A former co-worker of Omar Mateen repeatedly warned the security company where he worked that Mateen was unhinged. Daniel Gilroy says the company did nothing and even told him, “We have to be careful because he’s a Muslim.”

Gilroy tells Fox News’ Griff Jenkins he warned three supervisors and a human resources person at the security company where he worked about his co-worker’s bigoted, aggressive behavior. “I told my supervisor,” Gilroy says. Asked how many times, Gilroy replies, “I believe it was on two separate occasions but after if fell on deaf ears and it seemed like they didn’t want to handle it or deal with it.” “I saw the writing on the wall,” Gilroy adds. After walking Jenkins through his efforts to alert people up the chain about Mateen he concludes, “Nobody cared.”

One reason the company gave him for not wanting to “deal with it” was concern about singling out Mateen because of his faith.

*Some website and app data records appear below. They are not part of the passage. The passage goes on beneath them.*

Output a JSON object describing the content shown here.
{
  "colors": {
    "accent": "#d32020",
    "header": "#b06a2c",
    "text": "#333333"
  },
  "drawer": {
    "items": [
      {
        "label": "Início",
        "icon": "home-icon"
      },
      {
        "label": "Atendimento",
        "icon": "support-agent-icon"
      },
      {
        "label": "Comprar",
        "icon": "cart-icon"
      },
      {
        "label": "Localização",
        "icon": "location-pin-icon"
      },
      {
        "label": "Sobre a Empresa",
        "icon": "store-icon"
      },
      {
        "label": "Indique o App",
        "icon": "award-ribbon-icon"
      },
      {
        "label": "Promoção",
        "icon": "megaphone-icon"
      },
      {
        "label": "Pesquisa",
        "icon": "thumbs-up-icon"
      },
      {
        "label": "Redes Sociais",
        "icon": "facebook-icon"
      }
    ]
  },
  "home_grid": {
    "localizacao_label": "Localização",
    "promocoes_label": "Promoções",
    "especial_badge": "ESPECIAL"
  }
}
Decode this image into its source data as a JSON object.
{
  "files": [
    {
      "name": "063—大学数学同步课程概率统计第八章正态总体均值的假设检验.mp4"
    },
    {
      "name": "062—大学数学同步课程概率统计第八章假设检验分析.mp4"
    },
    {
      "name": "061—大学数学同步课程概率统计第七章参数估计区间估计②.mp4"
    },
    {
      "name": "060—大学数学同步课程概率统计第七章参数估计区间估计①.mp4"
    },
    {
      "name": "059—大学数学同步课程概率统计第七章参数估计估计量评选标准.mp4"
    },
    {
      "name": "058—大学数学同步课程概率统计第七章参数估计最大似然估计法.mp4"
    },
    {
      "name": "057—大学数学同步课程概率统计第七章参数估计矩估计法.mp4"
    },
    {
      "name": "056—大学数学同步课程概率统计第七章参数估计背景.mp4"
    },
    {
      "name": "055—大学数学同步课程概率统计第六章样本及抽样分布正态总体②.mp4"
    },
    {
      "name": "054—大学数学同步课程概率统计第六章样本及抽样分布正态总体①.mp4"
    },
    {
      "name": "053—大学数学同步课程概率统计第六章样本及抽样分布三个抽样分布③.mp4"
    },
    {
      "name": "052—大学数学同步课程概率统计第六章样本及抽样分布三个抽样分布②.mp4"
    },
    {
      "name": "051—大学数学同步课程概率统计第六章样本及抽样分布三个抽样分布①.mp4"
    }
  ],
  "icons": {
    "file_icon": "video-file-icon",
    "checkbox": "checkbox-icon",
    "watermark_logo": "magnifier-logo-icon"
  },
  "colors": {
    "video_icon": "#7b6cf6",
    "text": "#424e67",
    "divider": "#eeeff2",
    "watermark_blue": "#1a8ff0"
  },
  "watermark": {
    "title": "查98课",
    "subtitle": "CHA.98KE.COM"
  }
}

Gilroy tells Fox News, “So they knew about him when they were talking to me and they still said, you know, ‘well, you have no evidence’ and ‘it’s hard to prove’ and ‘we have to be careful because he’s a Muslim.'”

In his interview with Megyn Kelly Monday night, Daniel Gilroy described Omar Mateen as “a devout Muslim” who brought a prayer rug with him to work every day. Gilroy said Mateen would pray in front of him for perhaps 10 minutes during a daily shift change and sometimes another time during the day. So there is little doubt Mateen’s employer was aware of his faith.

Speaking of Mateen’s demeanor, Gilroy says, “He almost yelled while having a normal conversation.” He adds, “Classes of people would set him off and it was a respect thing, but they didn’t disrespect him, it was a perceived disrespect. He would say things like ‘they think they’re better than me and they’re not’ and ‘they’re not even human,’ things like that.”

Gilroy believes Mateen’s attack could have been prevented if the company had acted. “This wasn’t a mistake. It wasn’t a slip through the cracks. It wasn’t a matter of incompetence or intelligence,” Gilroy says. “They knew the right thing. It was a matter of dollars and cents,” he adds. Four months after first talking to his supervisor about Mateen, Gilroy quit in order to get away from him.

At the end of this interview, Gilroy suggests that he has some information which might suggest Mateen was not working alone. “It’s possible that other people were involved,” Gilroy says. It sounds as if his microphone is either not working or has been removed during this portion of the interview. “Can you tell me more?” Griff Jenkins asks. Gilroy replies, “Law enforcement needs time to investigate that.” Gilroy says local law enforcement has already taken his report on the matter but he has not yet been interviewed by the FBI.